Robert McCulloch's 28-year run as St. Louis County's elected prosecutor came to a stunning end Tuesday when he was upset by a Ferguson councilman who promised to reform the criminal justice system.
Wesley Bell, 43, earned 57 percent of the vote in the Democratic primary, according to unofficial results. With no candidate from any other political party in the race, Bell will run unopposed in November.
"People say, ‘well you shocked the world.’ No. We shocked the world," Bell said to a crowd of supporters Tuesday night.
Bell said, "I don't believe in campaign promises. I believe in promises. So when we say we are going to expand diversionary programs, it's going to happen. When we say we are going to reform the cash bail program, it's going to happen."
This was the first time McCulloch had faced a challenger since the Ferguson protests that erupted over the killing of Michael Brown by a Ferguson police officer in August 2014. Protesters criticized his office for its handling of the grand jury inquiry into the killing of Brown. The grand jury brought no charges against Officer Darren Wilson.
McCulloch, 67, of Kirkwood, faced challengers in just three prior primary and general races.
With 90 percent of votes counted late Tuesday, McCulloch acknowledged a likely defeat, telling reporters he probably will retire. He said he has no regrets about how he handled the Wilson case.
Political observers gave Bell little chance, saying that McCulloch's 28 years in office and fundraising advantage made it nearly impossible for Bell to win.

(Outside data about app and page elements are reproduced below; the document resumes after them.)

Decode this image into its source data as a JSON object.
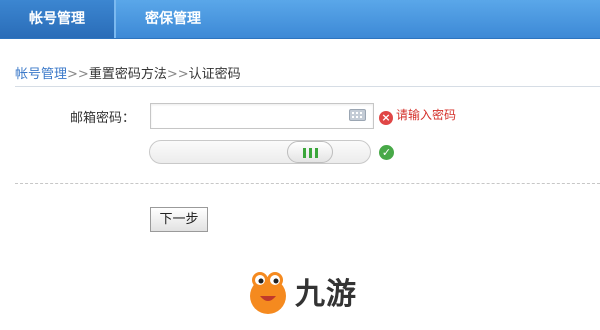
{
  "tabs": [
    {
      "label": "帐号管理",
      "active": true
    },
    {
      "label": "密保管理",
      "active": false
    }
  ],
  "breadcrumb": {
    "link": "帐号管理",
    "sep1": ">>",
    "step": "重置密码方法",
    "sep2": ">>",
    "current": "认证密码"
  },
  "form": {
    "password_label": "邮箱密码：",
    "password_value": "",
    "password_error": "请输入密码",
    "error_icon": "×",
    "ok_icon": "✓"
  },
  "next_button": "下一步",
  "watermark": {
    "text": "九游"
  },
  "colors": {
    "tab_bar": "#3d89d6",
    "link": "#3b79c9",
    "error": "#d4302a",
    "ok": "#48a948"
  }
}
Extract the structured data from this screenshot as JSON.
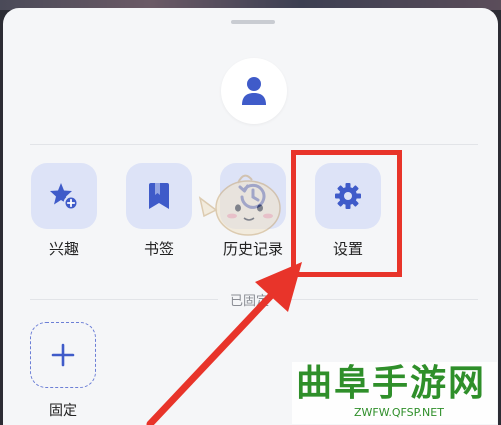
{
  "menu": {
    "tiles": [
      {
        "label": "兴趣",
        "icon": "star-plus-icon"
      },
      {
        "label": "书签",
        "icon": "bookmark-icon"
      },
      {
        "label": "历史记录",
        "icon": "history-icon"
      },
      {
        "label": "设置",
        "icon": "gear-icon"
      }
    ],
    "pinned_section_title": "已固定",
    "add_pinned_label": "固定"
  },
  "watermark": {
    "brand": "曲阜手游网",
    "url": "ZWFW.QFSP.NET"
  },
  "colors": {
    "sheet_bg": "#f5f6f8",
    "tile_bg": "#dde3f7",
    "icon_blue": "#3f5bc9",
    "annotation_red": "#e8342a",
    "watermark_green": "#2f8f2a"
  }
}
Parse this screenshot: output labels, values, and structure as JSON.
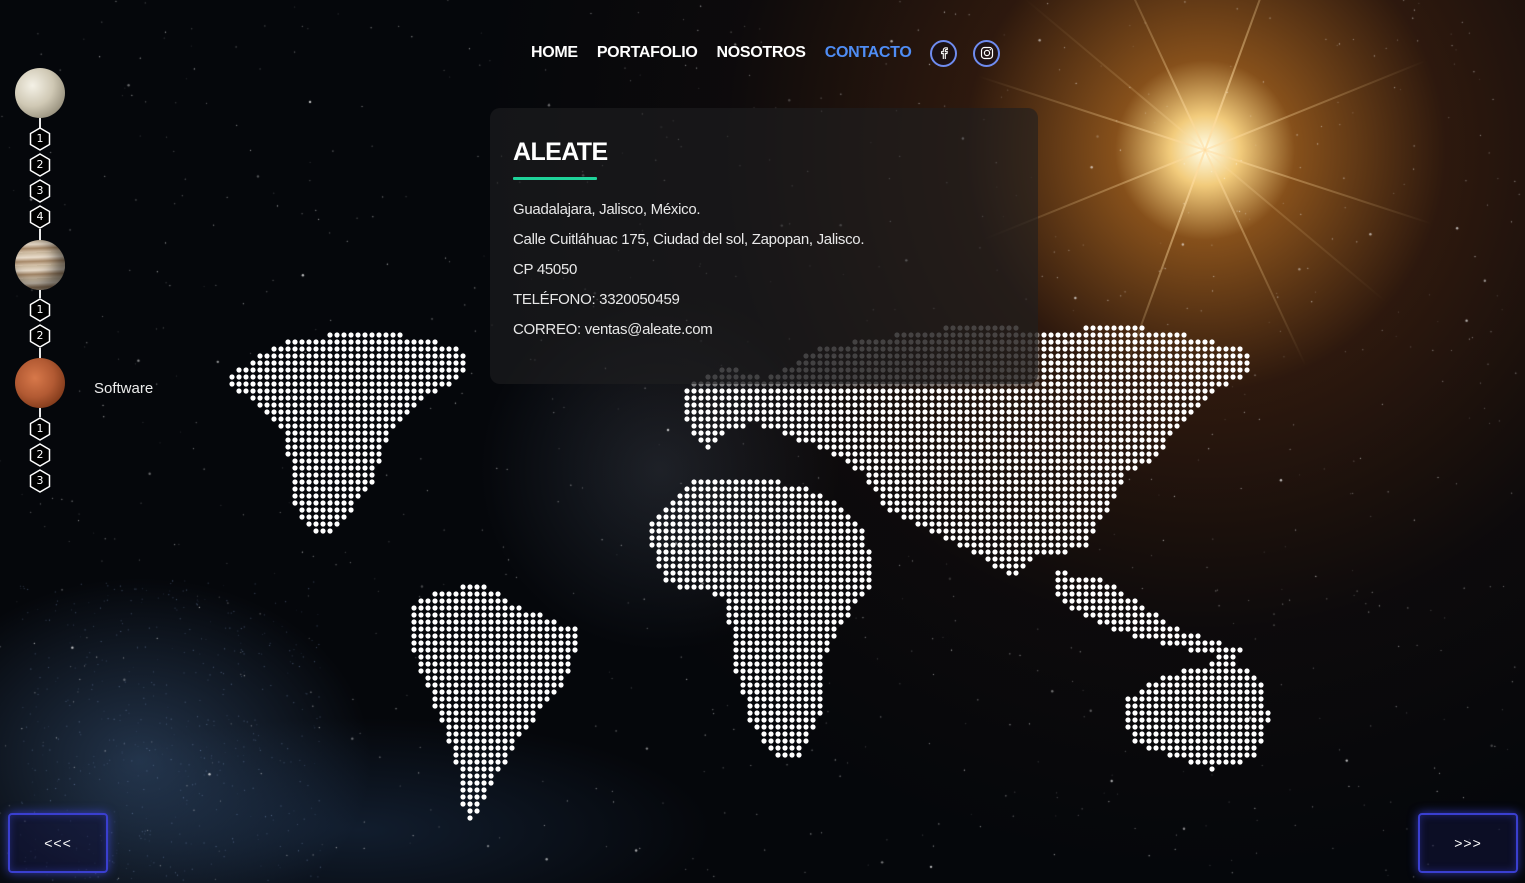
{
  "nav": {
    "items": [
      {
        "label": "HOME",
        "active": false
      },
      {
        "label": "PORTAFOLIO",
        "active": false
      },
      {
        "label": "NOSOTROS",
        "active": false
      },
      {
        "label": "CONTACTO",
        "active": true
      }
    ],
    "social": [
      "facebook-icon",
      "instagram-icon"
    ]
  },
  "contact": {
    "title": "ALEATE",
    "lines": [
      "Guadalajara, Jalisco, México.",
      "Calle Cuitláhuac 175, Ciudad del sol, Zapopan, Jalisco.",
      "CP 45050",
      "TELÉFONO: 3320050459",
      "CORREO: ventas@aleate.com"
    ]
  },
  "rail": {
    "groups": [
      {
        "planet": "moon-planet-icon",
        "steps": [
          "1",
          "2",
          "3",
          "4"
        ]
      },
      {
        "planet": "jupiter-planet-icon",
        "steps": [
          "1",
          "2"
        ]
      },
      {
        "planet": "mars-planet-icon",
        "steps": [
          "1",
          "2",
          "3"
        ],
        "label": "Software"
      }
    ]
  },
  "pager": {
    "prev_label": "<<<",
    "next_label": ">>>"
  },
  "colors": {
    "accent": "#4f8df5",
    "underline": "#1fd39a",
    "button_border": "#3a3fd0"
  }
}
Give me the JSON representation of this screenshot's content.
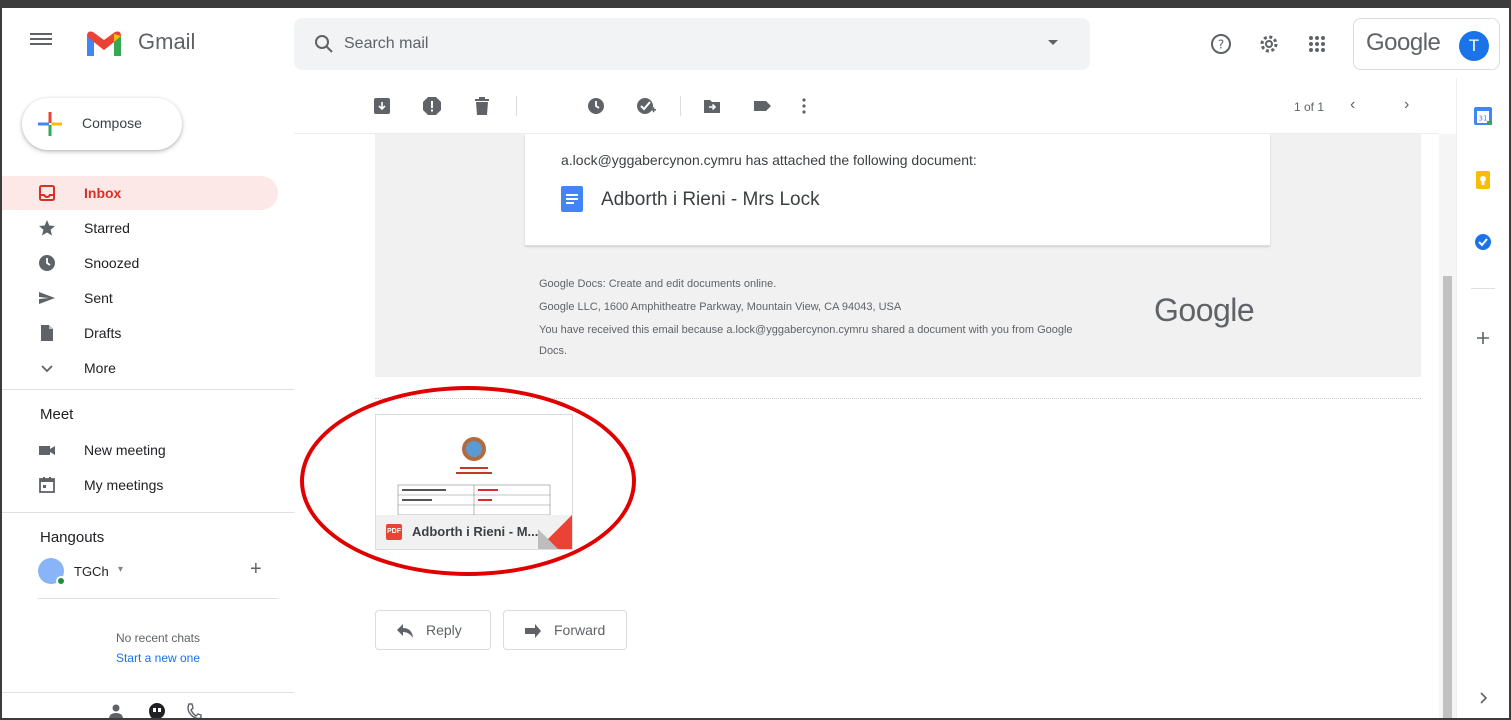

"I'm in total disbelief," St. Louis University political science professor Ken Warren said late Tuesday. Warren had predicted McCulloch would cruise to an eighth straight term, given his tenure.
"Obviously Ferguson defined this election," Warren said. "Bell made his name through Ferguson, and (McCulloch) tarnished his name through his handling of Ferguson."
Bell acknowledged the influence Ferguson had in his run for office, telling a reporter, "Out of tragedy, comes opportunity. ... I'm a product of that evolution."
Bell has been serving his second term as a member of the Ferguson City Council. He ran for the prosecutor's job on a reform platform and pledged to put a new face on criminal justice in St. Louis County. McCulloch’s opponents, particularly in the Brown case, had portrayed him as too friendly to law enforcement, given his family ties to police. He was 12 when his father, a St. Louis officer, was killed in a 1964 shootout in the former Pruitt-Igoe public housing complex. McCulloch’s brother, nephew and cousin were city officers, and he has said he would have followed suit had he not lost a leg to cancer as a teenager.
McCulloch’s campaign focused on his experience of running an office of more than 60 prosecutors, compared with Bell, who has never prosecuted a felony case. McCulloch described Bell’s campaign as parroting the American Civil Liberties Union’s political agenda of elevating government watchdogs to power.
Bell, who is also the son of a police officer, promised to end the cash bail system for nonviolent offenders. Bell picked up support from national political groups. The ACLU did not overtly endorse a candidate in the race but released a statement after Tuesday's election saying voters "recognized the need for smart justice reform" and that it had spent $244,000 to educate voters about the candidates.
McCulloch rejected Bell’s criticisms that his staff routinely sought cash bail on minor offenses to keep people in jail, calling his claims “very hypocritical” considering Velda City’s history of “predatory” bail practices while Bell was a judge there. Bell also served as a municipal prosecutor in Riverview.
McCulloch has said his primary focus had always been on public safety and looking out for crime victims.
Bell said he would use data about crime, recidivism and other variables in the job. He also said he would assign prosecutors to specific geographic areas to improve relationships with individual communities.